although the dream of progress never stops,
and man awakes from his dream to worry the bone again,
howling like a wolf in the lost pages of history.”
On the lobby telephone, a woman says loudly, Jazz-Drift
“Happy Valentine’s Day! I love you.
We’re leaving for Mexico tomorrow.”
and I sit here, far away from my California home,
reading Mark’s book and wondering if we are all
partial selfwolves seeking love’s communion with strangers,
traveling incessantly in our self-centered disguises
on the edge of nationalistic wars that always threaten,
and howling with hope inside our search for unity.
Jazz-Drift, beat of night
blues riding on the black voice,
floating chips of tone grating blood,
syncopated, eager beat of jumping beans,
trumpets, saxophones flaring,
exploding high, pounding through separations:
What did I do
to be so black and blue?
My black woman’s face shines like the sun.
Lipstick and powder sure can’t help he none.
When asked what makes a blues singer,
Henry Townsend laughed and said, “Trouble,
that’s right. That’s the one word solution. Trouble.”
You’ve got to rhyme it up a little,
get words short and close in sound
like “ground” and “down,” “town” and “now,”
let ‘em flow through your ear
till you get a swinging, tight sound;
when your voice aches like the words
then you got yourself the blues!
If you’ve got a tight, aching
three or four lines,
you’ve got the right resistance,
cool, unwavering repetition:
Times is so tough, can’t even get a dime, Looking at Old Tombstones in a New England Graveyard
Yes, times is so tough, can’t even get a dime.
Times don’t get better, I’m going to lose my mind.
-Descartes had a epitaph from Horace inscribed on his grave:
“Who has hidden himself well has lived well.”
To hide yourself well.
In the grave. Beneath winter.
Is it the same as hiding in life?
To conquer death
Through metaphysical miracles Madness
“I think therefore I am.”
How long have I been thinking?
How long have you been
Hiding yourself so well?
I drop a key into your well
And hear it echo eternally

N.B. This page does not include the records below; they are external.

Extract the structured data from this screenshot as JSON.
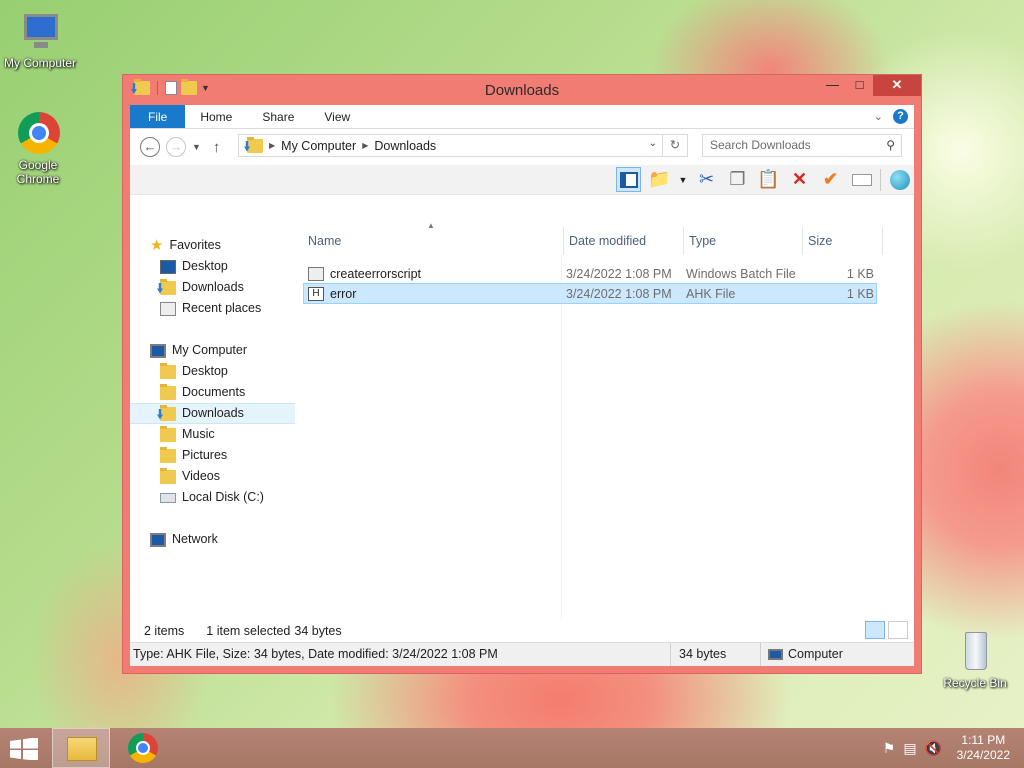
{
  "desktop": {
    "icons": [
      {
        "label": "My Computer"
      },
      {
        "label": "Google Chrome"
      },
      {
        "label": "Recycle Bin"
      }
    ]
  },
  "window": {
    "title": "Downloads",
    "ribbon_tabs": [
      "File",
      "Home",
      "Share",
      "View"
    ],
    "address": {
      "crumbs": [
        "My Computer",
        "Downloads"
      ]
    },
    "search_placeholder": "Search Downloads",
    "columns": [
      "Name",
      "Date modified",
      "Type",
      "Size"
    ],
    "files": [
      {
        "name": "createerrorscript",
        "date": "3/24/2022 1:08 PM",
        "type": "Windows Batch File",
        "size": "1 KB",
        "icon": "batch-file-icon",
        "selected": false
      },
      {
        "name": "error",
        "date": "3/24/2022 1:08 PM",
        "type": "AHK File",
        "size": "1 KB",
        "icon": "ahk-file-icon",
        "selected": true
      }
    ],
    "sidebar": {
      "favorites_label": "Favorites",
      "favorites": [
        "Desktop",
        "Downloads",
        "Recent places"
      ],
      "computer_label": "My Computer",
      "computer": [
        "Desktop",
        "Documents",
        "Downloads",
        "Music",
        "Pictures",
        "Videos",
        "Local Disk (C:)"
      ],
      "network_label": "Network",
      "active": "Downloads"
    },
    "status": {
      "items": "2 items",
      "selected": "1 item selected",
      "bytes": "34 bytes",
      "details": "Type: AHK File, Size: 34 bytes, Date modified: 3/24/2022 1:08 PM",
      "size": "34 bytes",
      "location": "Computer"
    }
  },
  "taskbar": {
    "time": "1:11 PM",
    "date": "3/24/2022"
  },
  "colors": {
    "title_bar": "#f17c74",
    "file_tab": "#1979ca",
    "selection": "#cce8ff",
    "close_button": "#c7453e"
  }
}
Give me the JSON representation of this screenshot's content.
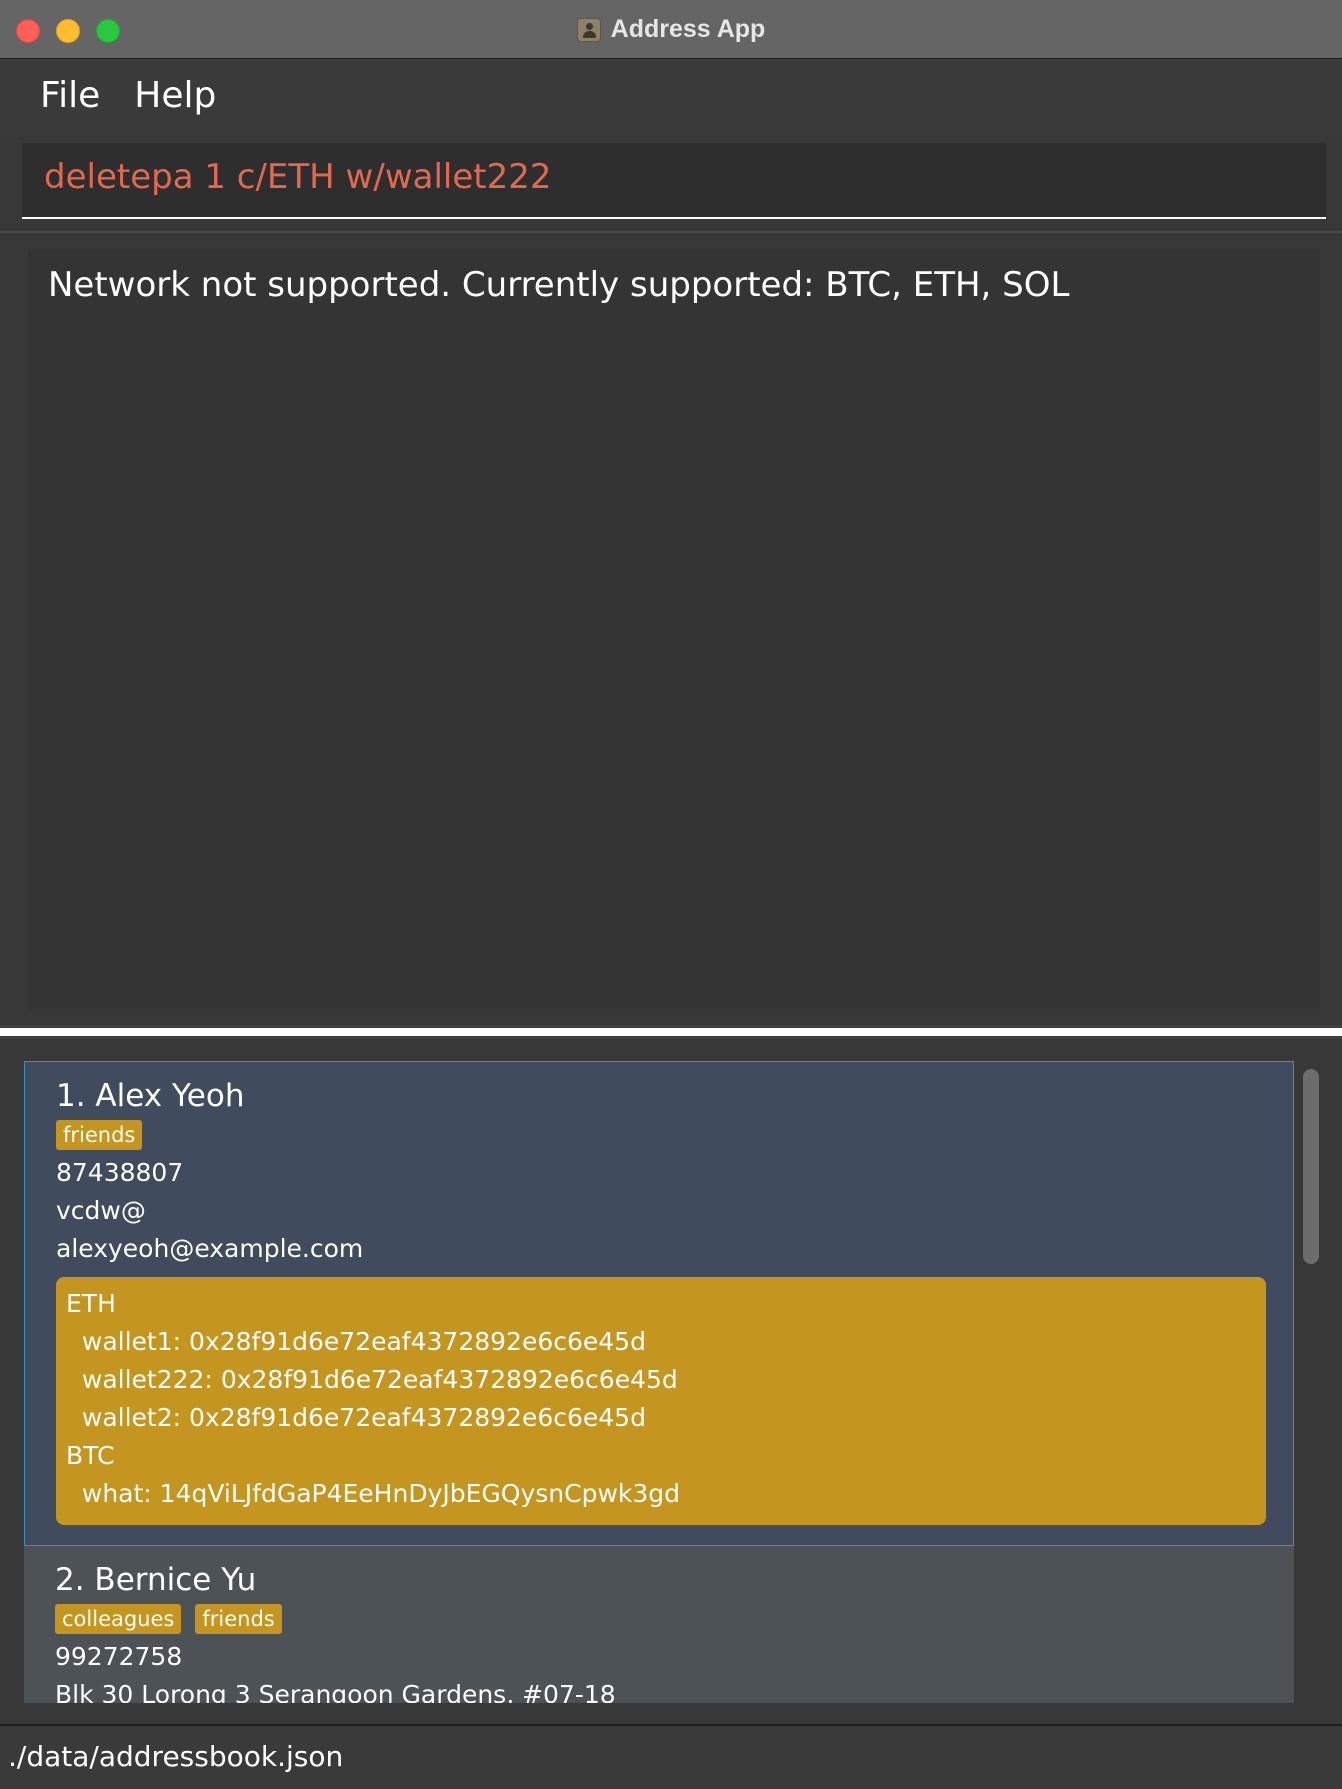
{
  "window": {
    "title": "Address App",
    "controls": [
      "close",
      "minimize",
      "zoom"
    ]
  },
  "menu": {
    "items": [
      "File",
      "Help"
    ]
  },
  "command_box": {
    "value": "deletepa 1 c/ETH w/wallet222",
    "text_color": "#e2694e"
  },
  "result": {
    "message": "Network not supported. Currently supported: BTC, ETH, SOL"
  },
  "persons": [
    {
      "name": "1. Alex Yeoh",
      "tags": [
        "friends"
      ],
      "phone": "87438807",
      "address": "vcdw@",
      "email": "alexyeoh@example.com",
      "wallet_lines": [
        "ETH",
        "  wallet1: 0x28f91d6e72eaf4372892e6c6e45d",
        "  wallet222: 0x28f91d6e72eaf4372892e6c6e45d",
        "  wallet2: 0x28f91d6e72eaf4372892e6c6e45d",
        "BTC",
        "  what: 14qViLJfdGaP4EeHnDyJbEGQysnCpwk3gd"
      ],
      "selected": true
    },
    {
      "name": "2. Bernice Yu",
      "tags": [
        "colleagues",
        "friends"
      ],
      "phone": "99272758",
      "address": "Blk 30 Lorong 3 Serangoon Gardens, #07-18",
      "selected": false
    }
  ],
  "status_bar": {
    "path": "./data/addressbook.json"
  },
  "colors": {
    "tag": "#c4951f",
    "selected_card": "#414b5e",
    "card": "#4d5256",
    "panel": "#383838"
  }
}
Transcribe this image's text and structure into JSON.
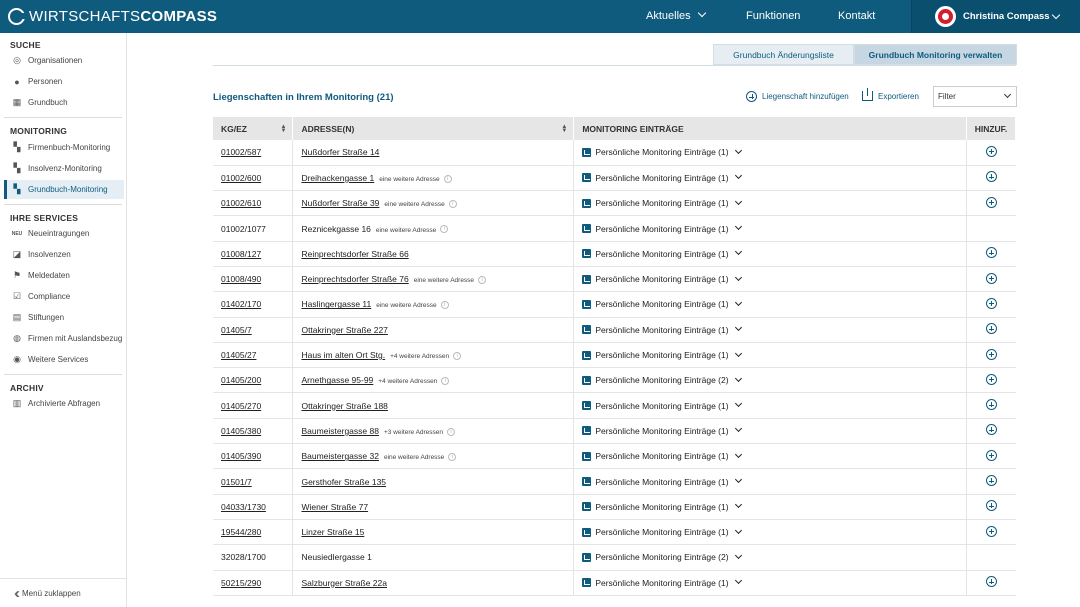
{
  "header": {
    "logo_light": "WIRTSCHAFTS",
    "logo_bold": "COMPASS",
    "nav": [
      "Aktuelles",
      "Funktionen",
      "Kontakt"
    ],
    "user_name": "Christina Compass"
  },
  "sidebar": {
    "sections": [
      {
        "title": "SUCHE",
        "items": [
          "Organisationen",
          "Personen",
          "Grundbuch"
        ]
      },
      {
        "title": "MONITORING",
        "items": [
          "Firmenbuch-Monitoring",
          "Insolvenz-Monitoring",
          "Grundbuch-Monitoring"
        ]
      },
      {
        "title": "IHRE SERVICES",
        "items": [
          "Neueintragungen",
          "Insolvenzen",
          "Meldedaten",
          "Compliance",
          "Stiftungen",
          "Firmen mit Auslandsbezug",
          "Weitere Services"
        ]
      },
      {
        "title": "ARCHIV",
        "items": [
          "Archivierte Abfragen"
        ]
      }
    ],
    "new_badge": "NEU",
    "collapse_label": "Menü zuklappen"
  },
  "tabs": [
    "Grundbuch Änderungsliste",
    "Grundbuch Monitoring verwalten"
  ],
  "list_title": "Liegenschaften in Ihrem Monitoring (21)",
  "actions": {
    "add": "Liegenschaft hinzufügen",
    "export": "Exportieren"
  },
  "filter": {
    "label": "Filter"
  },
  "table": {
    "headers": [
      "KG/EZ",
      "ADRESSE(N)",
      "MONITORING EINTRÄGE",
      "HINZUF."
    ],
    "rows": [
      {
        "kgez": "01002/587",
        "address": "Nußdorfer Straße 14",
        "more": "",
        "monitoring": "Persönliche Monitoring Einträge (1)",
        "linked": true
      },
      {
        "kgez": "01002/600",
        "address": "Dreihackengasse 1",
        "more": "eine weitere Adresse",
        "monitoring": "Persönliche Monitoring Einträge (1)",
        "linked": true
      },
      {
        "kgez": "01002/610",
        "address": "Nußdorfer Straße 39",
        "more": "eine weitere Adresse",
        "monitoring": "Persönliche Monitoring Einträge (1)",
        "linked": true
      },
      {
        "kgez": "01002/1077",
        "address": "Reznicekgasse 16",
        "more": "eine weitere Adresse",
        "monitoring": "Persönliche Monitoring Einträge (1)",
        "linked": false
      },
      {
        "kgez": "01008/127",
        "address": "Reinprechtsdorfer Straße 66",
        "more": "",
        "monitoring": "Persönliche Monitoring Einträge (1)",
        "linked": true
      },
      {
        "kgez": "01008/490",
        "address": "Reinprechtsdorfer Straße 76",
        "more": "eine weitere Adresse",
        "monitoring": "Persönliche Monitoring Einträge (1)",
        "linked": true
      },
      {
        "kgez": "01402/170",
        "address": "Haslingergasse 11",
        "more": "eine weitere Adresse",
        "monitoring": "Persönliche Monitoring Einträge (1)",
        "linked": true
      },
      {
        "kgez": "01405/7",
        "address": "Ottakringer Straße 227",
        "more": "",
        "monitoring": "Persönliche Monitoring Einträge (1)",
        "linked": true
      },
      {
        "kgez": "01405/27",
        "address": "Haus im alten Ort Stg.",
        "more": "+4 weitere Adressen",
        "monitoring": "Persönliche Monitoring Einträge (1)",
        "linked": true
      },
      {
        "kgez": "01405/200",
        "address": "Arnethgasse 95-99",
        "more": "+4 weitere Adressen",
        "monitoring": "Persönliche Monitoring Einträge (2)",
        "linked": true
      },
      {
        "kgez": "01405/270",
        "address": "Ottakringer Straße 188",
        "more": "",
        "monitoring": "Persönliche Monitoring Einträge (1)",
        "linked": true
      },
      {
        "kgez": "01405/380",
        "address": "Baumeistergasse 88",
        "more": "+3 weitere Adressen",
        "monitoring": "Persönliche Monitoring Einträge (1)",
        "linked": true
      },
      {
        "kgez": "01405/390",
        "address": "Baumeistergasse 32",
        "more": "eine weitere Adresse",
        "monitoring": "Persönliche Monitoring Einträge (1)",
        "linked": true
      },
      {
        "kgez": "01501/7",
        "address": "Gersthofer Straße 135",
        "more": "",
        "monitoring": "Persönliche Monitoring Einträge (1)",
        "linked": true
      },
      {
        "kgez": "04033/1730",
        "address": "Wiener Straße 77",
        "more": "",
        "monitoring": "Persönliche Monitoring Einträge (1)",
        "linked": true
      },
      {
        "kgez": "19544/280",
        "address": "Linzer Straße 15",
        "more": "",
        "monitoring": "Persönliche Monitoring Einträge (1)",
        "linked": true
      },
      {
        "kgez": "32028/1700",
        "address": "Neusiedlergasse 1",
        "more": "",
        "monitoring": "Persönliche Monitoring Einträge (2)",
        "linked": false
      },
      {
        "kgez": "50215/290",
        "address": "Salzburger Straße 22a",
        "more": "",
        "monitoring": "Persönliche Monitoring Einträge (1)",
        "linked": true
      }
    ]
  }
}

In your hidden depths.
Are you living well?
Did you die well?
Your well sparkles
Blankly in the sun.
Madness, as Foucault defines it, is
Delirium, derived from lira, a furrow.
Moving out of the furrow, away from reason,
Is madness. With Pound locked in St. Elizabeth’s,
Williams dreamt of his friend wearing the beast face
In Cocteau’s film Beauty and the Beast.
If I find myself stuck in the furrow
How do I wear the hairy beast face?
At night I practice before the mirror.
See, beauty, are you coming to rescue me?
Beware of the electric landscape vibrating
In my mad eyes. I will kill to see.